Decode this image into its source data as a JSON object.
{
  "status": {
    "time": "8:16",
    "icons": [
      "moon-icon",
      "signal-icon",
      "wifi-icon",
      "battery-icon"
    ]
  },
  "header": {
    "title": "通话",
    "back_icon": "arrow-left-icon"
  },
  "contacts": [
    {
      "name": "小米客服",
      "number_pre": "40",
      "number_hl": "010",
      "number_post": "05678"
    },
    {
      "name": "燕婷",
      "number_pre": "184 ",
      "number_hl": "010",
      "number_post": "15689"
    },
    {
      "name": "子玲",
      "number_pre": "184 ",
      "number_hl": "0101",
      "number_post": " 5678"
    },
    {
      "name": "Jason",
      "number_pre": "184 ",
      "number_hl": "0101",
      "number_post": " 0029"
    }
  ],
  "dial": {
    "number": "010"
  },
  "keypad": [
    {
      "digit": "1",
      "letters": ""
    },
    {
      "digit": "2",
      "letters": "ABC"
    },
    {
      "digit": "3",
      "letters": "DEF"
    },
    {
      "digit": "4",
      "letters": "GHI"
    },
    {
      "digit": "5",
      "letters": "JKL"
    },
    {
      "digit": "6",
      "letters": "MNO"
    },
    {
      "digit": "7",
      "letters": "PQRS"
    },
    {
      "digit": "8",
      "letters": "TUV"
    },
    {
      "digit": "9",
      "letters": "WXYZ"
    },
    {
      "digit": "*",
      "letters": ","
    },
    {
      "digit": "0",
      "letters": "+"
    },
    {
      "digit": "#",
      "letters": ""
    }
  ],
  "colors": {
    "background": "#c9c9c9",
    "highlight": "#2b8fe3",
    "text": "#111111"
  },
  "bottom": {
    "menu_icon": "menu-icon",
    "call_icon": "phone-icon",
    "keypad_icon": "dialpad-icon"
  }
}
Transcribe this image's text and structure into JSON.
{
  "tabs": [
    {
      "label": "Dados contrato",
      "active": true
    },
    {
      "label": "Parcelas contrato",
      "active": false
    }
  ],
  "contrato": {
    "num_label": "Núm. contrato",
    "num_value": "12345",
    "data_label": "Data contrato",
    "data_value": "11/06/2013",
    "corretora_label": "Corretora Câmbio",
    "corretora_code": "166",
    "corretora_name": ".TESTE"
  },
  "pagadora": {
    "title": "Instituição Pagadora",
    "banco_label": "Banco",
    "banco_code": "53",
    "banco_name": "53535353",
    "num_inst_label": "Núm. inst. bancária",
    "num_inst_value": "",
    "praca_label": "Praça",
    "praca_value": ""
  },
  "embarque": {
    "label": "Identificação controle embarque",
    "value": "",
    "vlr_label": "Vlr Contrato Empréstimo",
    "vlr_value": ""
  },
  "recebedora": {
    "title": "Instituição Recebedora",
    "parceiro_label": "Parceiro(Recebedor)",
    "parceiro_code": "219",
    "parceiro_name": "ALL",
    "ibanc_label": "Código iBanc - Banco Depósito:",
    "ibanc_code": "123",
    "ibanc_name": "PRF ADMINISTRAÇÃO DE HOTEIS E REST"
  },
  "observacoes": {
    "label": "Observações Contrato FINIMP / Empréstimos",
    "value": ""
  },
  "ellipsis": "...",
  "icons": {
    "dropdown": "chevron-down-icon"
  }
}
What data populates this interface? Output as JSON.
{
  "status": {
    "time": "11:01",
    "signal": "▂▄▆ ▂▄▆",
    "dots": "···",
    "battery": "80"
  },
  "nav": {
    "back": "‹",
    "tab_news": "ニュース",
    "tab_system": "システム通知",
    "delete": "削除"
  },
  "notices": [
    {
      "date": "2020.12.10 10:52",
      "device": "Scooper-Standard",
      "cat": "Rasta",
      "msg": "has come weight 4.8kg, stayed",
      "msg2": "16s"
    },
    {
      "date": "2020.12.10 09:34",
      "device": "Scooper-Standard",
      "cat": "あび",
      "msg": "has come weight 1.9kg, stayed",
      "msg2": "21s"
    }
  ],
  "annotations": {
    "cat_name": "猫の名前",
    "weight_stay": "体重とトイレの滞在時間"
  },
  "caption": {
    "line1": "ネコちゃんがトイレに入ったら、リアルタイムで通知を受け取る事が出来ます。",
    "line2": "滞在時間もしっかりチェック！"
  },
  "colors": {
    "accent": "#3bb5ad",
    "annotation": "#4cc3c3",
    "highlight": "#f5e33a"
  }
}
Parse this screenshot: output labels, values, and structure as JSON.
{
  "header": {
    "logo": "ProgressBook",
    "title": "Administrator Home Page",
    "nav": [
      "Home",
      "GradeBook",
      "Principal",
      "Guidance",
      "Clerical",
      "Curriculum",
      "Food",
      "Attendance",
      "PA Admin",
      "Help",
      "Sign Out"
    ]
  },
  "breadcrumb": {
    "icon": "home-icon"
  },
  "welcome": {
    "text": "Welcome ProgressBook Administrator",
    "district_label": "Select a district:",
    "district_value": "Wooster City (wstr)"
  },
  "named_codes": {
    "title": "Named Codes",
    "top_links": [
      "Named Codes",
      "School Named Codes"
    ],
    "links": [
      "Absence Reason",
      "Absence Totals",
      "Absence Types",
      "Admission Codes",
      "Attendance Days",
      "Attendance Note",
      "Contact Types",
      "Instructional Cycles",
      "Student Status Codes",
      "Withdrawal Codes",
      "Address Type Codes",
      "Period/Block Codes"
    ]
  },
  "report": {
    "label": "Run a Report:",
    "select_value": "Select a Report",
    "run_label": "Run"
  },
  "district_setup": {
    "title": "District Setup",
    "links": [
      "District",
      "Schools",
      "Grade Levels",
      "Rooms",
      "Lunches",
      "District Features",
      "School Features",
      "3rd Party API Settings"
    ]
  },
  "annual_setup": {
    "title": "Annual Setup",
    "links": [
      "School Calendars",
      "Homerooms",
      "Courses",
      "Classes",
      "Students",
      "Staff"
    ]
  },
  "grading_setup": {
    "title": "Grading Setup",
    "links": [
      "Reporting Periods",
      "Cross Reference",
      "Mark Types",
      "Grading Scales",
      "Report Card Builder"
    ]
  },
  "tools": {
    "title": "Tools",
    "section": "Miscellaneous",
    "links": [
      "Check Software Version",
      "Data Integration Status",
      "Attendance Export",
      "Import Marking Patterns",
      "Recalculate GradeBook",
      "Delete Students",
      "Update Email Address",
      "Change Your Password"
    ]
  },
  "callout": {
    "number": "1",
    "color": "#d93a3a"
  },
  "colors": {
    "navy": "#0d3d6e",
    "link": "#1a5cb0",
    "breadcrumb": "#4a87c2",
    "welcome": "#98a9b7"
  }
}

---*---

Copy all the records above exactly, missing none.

Decode this image into its source data as a JSON object.
{
  "status": {
    "time": "8:16",
    "icons": [
      "moon-icon",
      "signal-icon",
      "wifi-icon",
      "battery-icon"
    ]
  },
  "header": {
    "title": "通话",
    "back_icon": "arrow-left-icon"
  },
  "contacts": [
    {
      "name": "小米客服",
      "number_pre": "40",
      "number_hl": "010",
      "number_post": "05678"
    },
    {
      "name": "燕婷",
      "number_pre": "184 ",
      "number_hl": "010",
      "number_post": "15689"
    },
    {
      "name": "子玲",
      "number_pre": "184 ",
      "number_hl": "0101",
      "number_post": " 5678"
    },
    {
      "name": "Jason",
      "number_pre": "184 ",
      "number_hl": "0101",
      "number_post": " 0029"
    }
  ],
  "dial": {
    "number": "010"
  },
  "keypad": [
    {
      "digit": "1",
      "letters": ""
    },
    {
      "digit": "2",
      "letters": "ABC"
    },
    {
      "digit": "3",
      "letters": "DEF"
    },
    {
      "digit": "4",
      "letters": "GHI"
    },
    {
      "digit": "5",
      "letters": "JKL"
    },
    {
      "digit": "6",
      "letters": "MNO"
    },
    {
      "digit": "7",
      "letters": "PQRS"
    },
    {
      "digit": "8",
      "letters": "TUV"
    },
    {
      "digit": "9",
      "letters": "WXYZ"
    },
    {
      "digit": "*",
      "letters": ","
    },
    {
      "digit": "0",
      "letters": "+"
    },
    {
      "digit": "#",
      "letters": ""
    }
  ],
  "colors": {
    "background": "#c9c9c9",
    "highlight": "#2b8fe3",
    "text": "#111111"
  },
  "bottom": {
    "menu_icon": "menu-icon",
    "call_icon": "phone-icon",
    "keypad_icon": "dialpad-icon"
  }
}
Transcribe this image's text and structure into JSON.
{
  "tabs": [
    {
      "label": "Dados contrato",
      "active": true
    },
    {
      "label": "Parcelas contrato",
      "active": false
    }
  ],
  "contrato": {
    "num_label": "Núm. contrato",
    "num_value": "12345",
    "data_label": "Data contrato",
    "data_value": "11/06/2013",
    "corretora_label": "Corretora Câmbio",
    "corretora_code": "166",
    "corretora_name": ".TESTE"
  },
  "pagadora": {
    "title": "Instituição Pagadora",
    "banco_label": "Banco",
    "banco_code": "53",
    "banco_name": "53535353",
    "num_inst_label": "Núm. inst. bancária",
    "num_inst_value": "",
    "praca_label": "Praça",
    "praca_value": ""
  },
  "embarque": {
    "label": "Identificação controle embarque",
    "value": "",
    "vlr_label": "Vlr Contrato Empréstimo",
    "vlr_value": ""
  },
  "recebedora": {
    "title": "Instituição Recebedora",
    "parceiro_label": "Parceiro(Recebedor)",
    "parceiro_code": "219",
    "parceiro_name": "ALL",
    "ibanc_label": "Código iBanc - Banco Depósito:",
    "ibanc_code": "123",
    "ibanc_name": "PRF ADMINISTRAÇÃO DE HOTEIS E REST"
  },
  "observacoes": {
    "label": "Observações Contrato FINIMP / Empréstimos",
    "value": ""
  },
  "ellipsis": "...",
  "icons": {
    "dropdown": "chevron-down-icon"
  }
}
What data populates this interface? Output as JSON.
{
  "status": {
    "time": "11:01",
    "signal": "▂▄▆ ▂▄▆",
    "dots": "···",
    "battery": "80"
  },
  "nav": {
    "back": "‹",
    "tab_news": "ニュース",
    "tab_system": "システム通知",
    "delete": "削除"
  },
  "notices": [
    {
      "date": "2020.12.10 10:52",
      "device": "Scooper-Standard",
      "cat": "Rasta",
      "msg": "has come weight 4.8kg, stayed",
      "msg2": "16s"
    },
    {
      "date": "2020.12.10 09:34",
      "device": "Scooper-Standard",
      "cat": "あび",
      "msg": "has come weight 1.9kg, stayed",
      "msg2": "21s"
    }
  ],
  "annotations": {
    "cat_name": "猫の名前",
    "weight_stay": "体重とトイレの滞在時間"
  },
  "caption": {
    "line1": "ネコちゃんがトイレに入ったら、リアルタイムで通知を受け取る事が出来ます。",
    "line2": "滞在時間もしっかりチェック！"
  },
  "colors": {
    "accent": "#3bb5ad",
    "annotation": "#4cc3c3",
    "highlight": "#f5e33a"
  }
}
Parse this screenshot: output labels, values, and structure as JSON.
{
  "header": {
    "logo": "ProgressBook",
    "title": "Administrator Home Page",
    "nav": [
      "Home",
      "GradeBook",
      "Principal",
      "Guidance",
      "Clerical",
      "Curriculum",
      "Food",
      "Attendance",
      "PA Admin",
      "Help",
      "Sign Out"
    ]
  },
  "breadcrumb": {
    "icon": "home-icon"
  },
  "welcome": {
    "text": "Welcome ProgressBook Administrator",
    "district_label": "Select a district:",
    "district_value": "Wooster City (wstr)"
  },
  "named_codes": {
    "title": "Named Codes",
    "top_links": [
      "Named Codes",
      "School Named Codes"
    ],
    "links": [
      "Absence Reason",
      "Absence Totals",
      "Absence Types",
      "Admission Codes",
      "Attendance Days",
      "Attendance Note",
      "Contact Types",
      "Instructional Cycles",
      "Student Status Codes",
      "Withdrawal Codes",
      "Address Type Codes",
      "Period/Block Codes"
    ]
  },
  "report": {
    "label": "Run a Report:",
    "select_value": "Select a Report",
    "run_label": "Run"
  },
  "district_setup": {
    "title": "District Setup",
    "links": [
      "District",
      "Schools",
      "Grade Levels",
      "Rooms",
      "Lunches",
      "District Features",
      "School Features",
      "3rd Party API Settings"
    ]
  },
  "annual_setup": {
    "title": "Annual Setup",
    "links": [
      "School Calendars",
      "Homerooms",
      "Courses",
      "Classes",
      "Students",
      "Staff"
    ]
  },
  "grading_setup": {
    "title": "Grading Setup",
    "links": [
      "Reporting Periods",
      "Cross Reference",
      "Mark Types",
      "Grading Scales",
      "Report Card Builder"
    ]
  },
  "tools": {
    "title": "Tools",
    "section": "Miscellaneous",
    "links": [
      "Check Software Version",
      "Data Integration Status",
      "Attendance Export",
      "Import Marking Patterns",
      "Recalculate GradeBook",
      "Delete Students",
      "Update Email Address",
      "Change Your Password"
    ]
  },
  "callout": {
    "number": "1",
    "color": "#d93a3a"
  },
  "colors": {
    "navy": "#0d3d6e",
    "link": "#1a5cb0",
    "breadcrumb": "#4a87c2",
    "welcome": "#98a9b7"
  }
}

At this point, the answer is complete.